Originating from North India is a renowned traditional dance form known as “Bhangra”. This dance form essentially performed during the “harvest season” has been developed in the Majha region located in Punjab. In addition, since the state of Punjab was partitioned soon after India acquired independence from the British Raj in 1947, this dance form is also extremely popular in Pakistan.
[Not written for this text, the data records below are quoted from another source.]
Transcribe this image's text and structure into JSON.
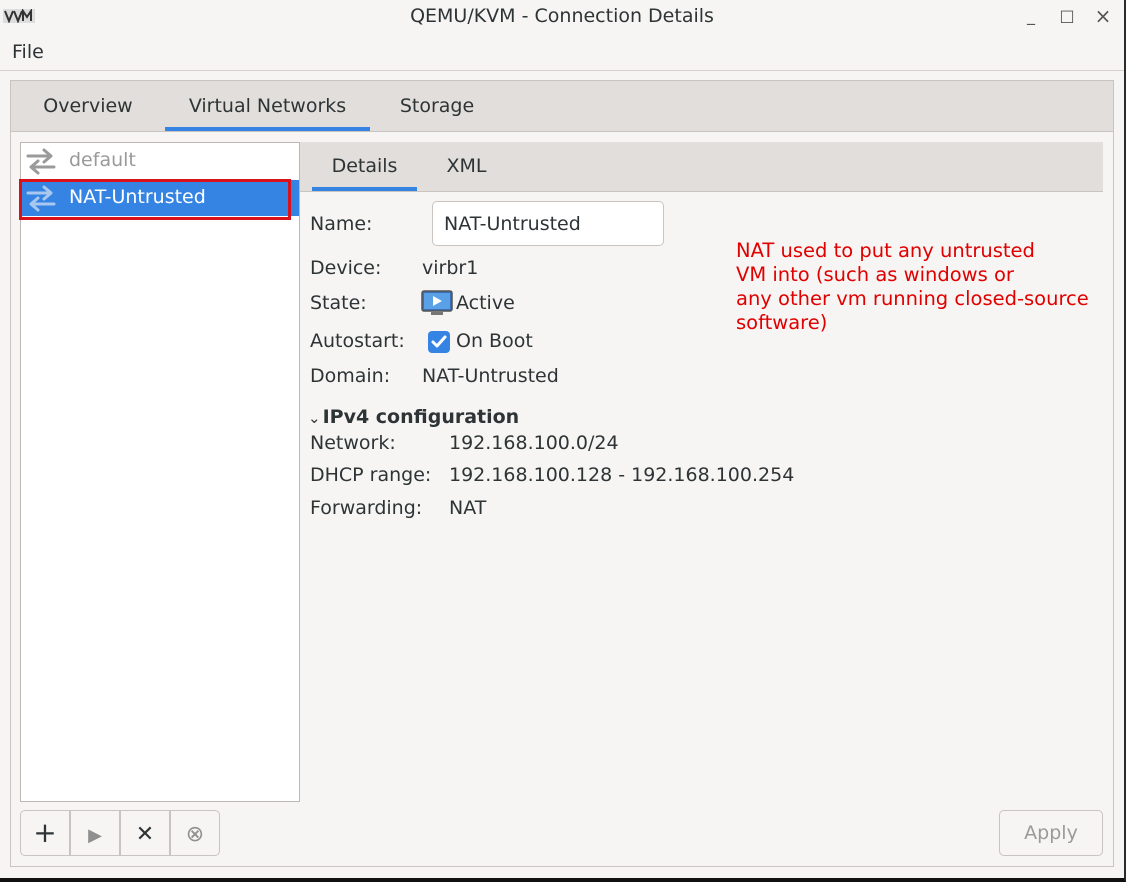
{
  "window": {
    "title": "QEMU/KVM - Connection Details",
    "controls": {
      "minimize": "_",
      "maximize": "□",
      "close": "×"
    }
  },
  "menubar": {
    "file": "File"
  },
  "outer_tabs": [
    {
      "label": "Overview",
      "active": false
    },
    {
      "label": "Virtual Networks",
      "active": true
    },
    {
      "label": "Storage",
      "active": false
    }
  ],
  "networks": [
    {
      "label": "default",
      "selected": false,
      "active": false
    },
    {
      "label": "NAT-Untrusted",
      "selected": true,
      "active": true
    }
  ],
  "inner_tabs": [
    {
      "label": "Details",
      "active": true
    },
    {
      "label": "XML",
      "active": false
    }
  ],
  "details": {
    "name_label": "Name:",
    "name_value": "NAT-Untrusted",
    "device_label": "Device:",
    "device_value": "virbr1",
    "state_label": "State:",
    "state_value": "Active",
    "autostart_label": "Autostart:",
    "autostart_value": "On Boot",
    "autostart_checked": true,
    "domain_label": "Domain:",
    "domain_value": "NAT-Untrusted"
  },
  "ipv4": {
    "heading": "IPv4 configuration",
    "network_label": "Network:",
    "network_value": "192.168.100.0/24",
    "dhcp_label": "DHCP range:",
    "dhcp_value": "192.168.100.128 - 192.168.100.254",
    "forwarding_label": "Forwarding:",
    "forwarding_value": "NAT"
  },
  "annotation": {
    "text": "NAT used to put any untrusted\nVM into (such as windows or\nany other vm running closed-source\nsoftware)",
    "color": "#e00000"
  },
  "toolbar": {
    "add": "+",
    "start": "▶",
    "delete": "✕",
    "stop": "⊗",
    "apply": "Apply"
  },
  "colors": {
    "accent": "#3584e4",
    "highlight": "#d8111b"
  }
}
In fact, this vibrant dance form is said to have taken shape in Sialkot (now situated in Pakistan). Furthermore, it is also said that this dance form is closely linked to a “Punjabi martial dance” known as “Bagga”.
a. History/origin of the Bhangra:
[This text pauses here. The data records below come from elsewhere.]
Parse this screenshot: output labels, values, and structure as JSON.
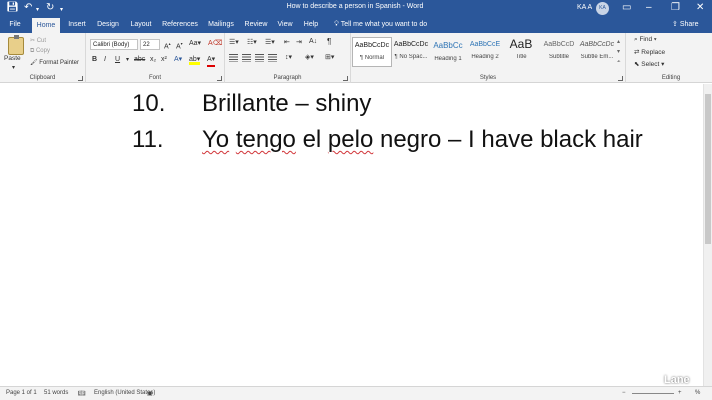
{
  "window": {
    "title": "How to describe a person in Spanish - Word",
    "user": "KA A",
    "avatar": "KA"
  },
  "quick_access": [
    "save-icon",
    "undo-icon",
    "redo-icon",
    "customize-icon"
  ],
  "tabs": [
    "File",
    "Home",
    "Insert",
    "Design",
    "Layout",
    "References",
    "Mailings",
    "Review",
    "View",
    "Help"
  ],
  "tell_me": "Tell me what you want to do",
  "share": "Share",
  "clipboard": {
    "paste": "Paste",
    "cut": "Cut",
    "copy": "Copy",
    "format_painter": "Format Painter",
    "label": "Clipboard"
  },
  "font": {
    "family": "Calibri (Body)",
    "size": "22",
    "label": "Font",
    "bold": "B",
    "italic": "I",
    "underline": "U"
  },
  "paragraph": {
    "label": "Paragraph",
    "pilcrow": "¶"
  },
  "styles": {
    "label": "Styles",
    "items": [
      {
        "sample": "AaBbCcDc",
        "name": "¶ Normal"
      },
      {
        "sample": "AaBbCcDc",
        "name": "¶ No Spac..."
      },
      {
        "sample": "AaBbCc",
        "name": "Heading 1"
      },
      {
        "sample": "AaBbCcE",
        "name": "Heading 2"
      },
      {
        "sample": "AaB",
        "name": "Title"
      },
      {
        "sample": "AaBbCcD",
        "name": "Subtitle"
      },
      {
        "sample": "AaBbCcDc",
        "name": "Subtle Em..."
      }
    ]
  },
  "editing": {
    "find": "Find",
    "replace": "Replace",
    "select": "Select",
    "label": "Editing"
  },
  "document": {
    "lines": [
      {
        "num": "10.",
        "words": [
          "Brillante – shiny"
        ]
      },
      {
        "num": "11.",
        "words": [
          "Yo",
          "tengo",
          "el",
          "pelo",
          "negro – I have black hair"
        ]
      }
    ]
  },
  "status": {
    "page": "Page 1 of 1",
    "words": "51 words",
    "language": "English (United States)",
    "zoom": "%"
  },
  "watermark": "Lane",
  "colors": {
    "accent": "#2b579a",
    "ribbon": "#f3f3f3",
    "spell": "#d13438"
  }
}
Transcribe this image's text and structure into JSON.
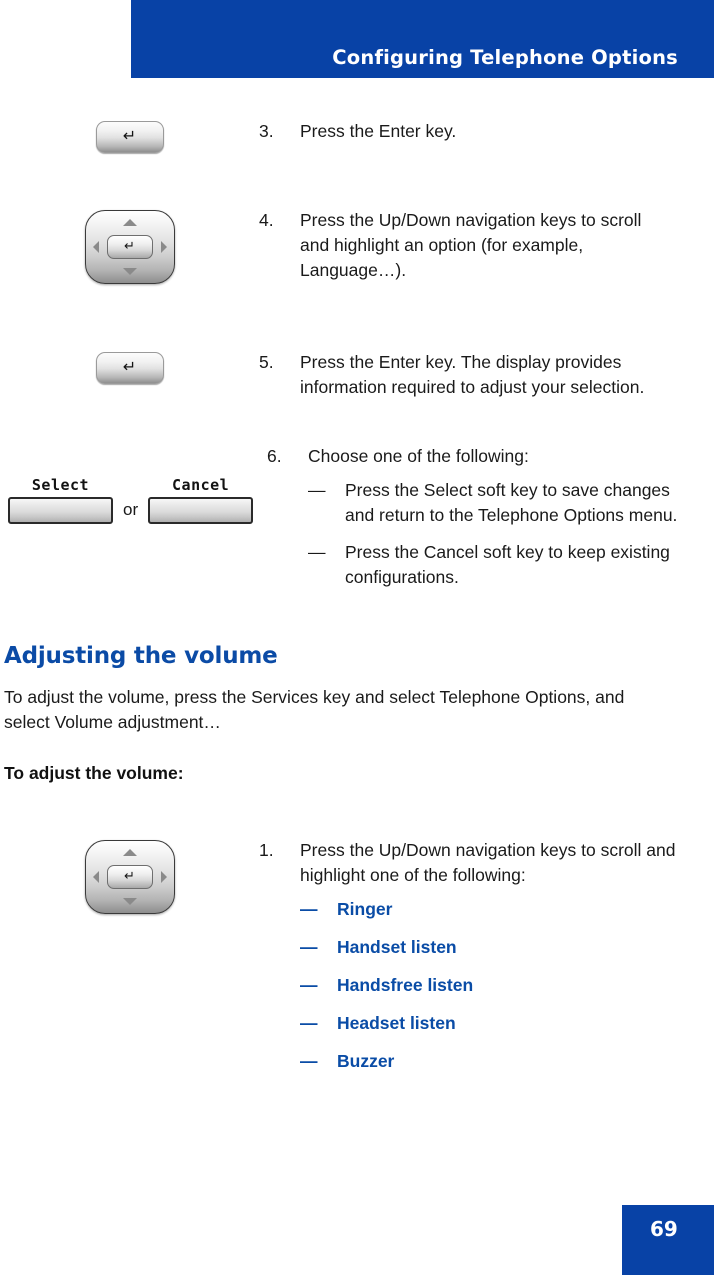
{
  "header": {
    "title": "Configuring Telephone Options",
    "band_color": "#0842a6",
    "text_color": "#ffffff"
  },
  "accent_color": "#0a4ca6",
  "steps": [
    {
      "number": "3.",
      "icon": "enter-key",
      "text_parts": [
        {
          "t": "Press the ",
          "style": "plain"
        },
        {
          "t": "Enter",
          "style": "blue-bold"
        },
        {
          "t": " key.",
          "style": "plain"
        }
      ]
    },
    {
      "number": "4.",
      "icon": "navigation-cluster",
      "text_parts": [
        {
          "t": "Press the ",
          "style": "plain"
        },
        {
          "t": "Up/Down",
          "style": "blue-bold"
        },
        {
          "t": " navigation keys to scroll and highlight an option (for example, ",
          "style": "plain"
        },
        {
          "t": "Language…",
          "style": "blue-bold"
        },
        {
          "t": ").",
          "style": "plain"
        }
      ]
    },
    {
      "number": "5.",
      "icon": "enter-key",
      "text_parts": [
        {
          "t": "Press the ",
          "style": "plain"
        },
        {
          "t": "Enter",
          "style": "blue-bold"
        },
        {
          "t": " key. The display provides information required to adjust your selection.",
          "style": "plain"
        }
      ]
    },
    {
      "number": "6.",
      "icon": "soft-keys",
      "text_parts": [
        {
          "t": "Choose one of the following:",
          "style": "plain"
        }
      ],
      "sub_items": [
        {
          "dash": "—",
          "parts": [
            {
              "t": "Press the ",
              "style": "plain"
            },
            {
              "t": "Select",
              "style": "blue-bold"
            },
            {
              "t": " soft key to save changes and return to the ",
              "style": "plain"
            },
            {
              "t": "Telephone Options",
              "style": "blue-bold"
            },
            {
              "t": " menu.",
              "style": "plain"
            }
          ]
        },
        {
          "dash": "—",
          "parts": [
            {
              "t": "Press the ",
              "style": "plain"
            },
            {
              "t": "Cancel",
              "style": "blue-bold"
            },
            {
              "t": " soft key to keep existing configurations.",
              "style": "plain"
            }
          ]
        }
      ]
    }
  ],
  "softkeys": {
    "select_label": "Select",
    "or_label": "or",
    "cancel_label": "Cancel"
  },
  "section": {
    "heading": "Adjusting the volume",
    "paragraph_parts": [
      {
        "t": "To adjust the volume, press the ",
        "style": "plain"
      },
      {
        "t": "Services",
        "style": "blue-bold"
      },
      {
        "t": " key and select ",
        "style": "plain"
      },
      {
        "t": "Telephone Options",
        "style": "blue-bold"
      },
      {
        "t": ", and select ",
        "style": "plain"
      },
      {
        "t": "Volume adjustment…",
        "style": "blue-bold"
      }
    ],
    "subheading": "To adjust the volume:"
  },
  "volume_step": {
    "number": "1.",
    "icon": "navigation-cluster",
    "text_parts": [
      {
        "t": "Press the ",
        "style": "plain"
      },
      {
        "t": "Up/Down",
        "style": "blue-bold"
      },
      {
        "t": " navigation keys to scroll and highlight one of the following:",
        "style": "plain"
      }
    ],
    "options": [
      {
        "dash": "—",
        "label": "Ringer"
      },
      {
        "dash": "—",
        "label": "Handset listen"
      },
      {
        "dash": "—",
        "label": "Handsfree listen"
      },
      {
        "dash": "—",
        "label": "Headset listen"
      },
      {
        "dash": "—",
        "label": "Buzzer"
      }
    ]
  },
  "footer": {
    "page_number": "69",
    "box_color": "#0842a6"
  },
  "icons": {
    "enter_glyph": "↵",
    "nav_up": "up-triangle",
    "nav_down": "down-triangle",
    "nav_left": "left-triangle",
    "nav_right": "right-triangle"
  }
}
According to history the original version of this dance form was first established in the city of Sialkot. It is also said that it was post-independence when Punjab was eventually divided that this dance form was then carried to India namely to a city called Gurdaspur. Furthermore, it is the bhangra performed in this city (Gurdaspur) which has now been recognized as the “traditional form”. In addition, this dance form as of today is also extremely popular in Pakistan. It is also considered to be performed mainly during the “harvest festival” i.e. Vaishakhi. As of today due to large scale migration that the state of Punjab has witnessed, this dance form has not only spread to countries such as USA and United Kingdom (via the expatriate community) but, has also evolved into form that is commonly referred to as “Modern Bhangra”.
b. Costumes used in the Bhangra:
This dance form can be performed by men and women alike, and hence the costume used varies accordingly. Therefore the dress code followed in this dance form by a performer is as follows:
1. For males:
The costume includes a Pag i.e. turban, a kurta i.e. a silk shirt comprising of four buttons, tehmat i.e. a loincloth tied around the waist, chagi i.e. a waistcoat, and Rumal i.e. scarves tied around the fingers.
2. For females:
The attire includes a traditional Punjabi female dress suit known as salwar kameez that includes a colourful shirt and long baggy pant and chunnis i.e. a colourful cloth usually wrapped around the neck.
c. Music used in the Bhangra:
The music created for the Bhangra possesses an extremely lively rhythm, and is based on a fast “eight beat taal” known as Kahaerava. In addition, the bhangra music is created using traditional Indian instruments that include Ekta, Sarangi, Chimpta, Dhol, Daffali, Dholak, and Dhad. Furthermore, the lively music used for this dance form is backed up by lyrics of Punjabi folk songs referred to as “Dhola”. The original lyrics and the English version are as follows:
ਕੰਨਾ ਨੂੰ ਬੁੰਦੇ ਸਿਰ ਛੱਤੇ ਨੇ ਕਾਲੇ
ਦਹੀ ਦੇ ਧੋਤੇ ਮੇਰੇ ਮੱਖਣਾ ਦੇ ਪਾਲੇ
ਰੱਲ ਮਿਟੀ ਵਿੱਚ ਗਏ ਨੇ
ਸੱਜਣ ਕੌਲ ਨਹੀ ਪਾਲੇ
ਤੇਰੇ ਬਾਝੋਂ ਵੇ ਢੋਲਿਆ
ਸਾਨੂੰ ਕੌਣ ਸੰਭਾਲੇ
The English version:
kana noo bunde sir chhate kale
dahi de dhote mere makhna de pale
ral mitti vich gaye ne
sajan kol nahi pale
tere bajo ve dholeya
sanu kaun sambhalay
d. Training availability and dance technique used in the Bhangra
As for the technique, this dance form essentially involves a group of dancers moving rhythmically in a circle to the beat of the Punjabi folk song. Over the years due to high migration that Punjab experienced the traditional bhangra as slowly evolved into a rather modern form. This modern version of bhangra basically entails western influences not only in the dance movements but also in the music used. In terms of training, there are a number of institutes/schools that are available throughout the country that teach the basics of this extremely exciting and popular dance form.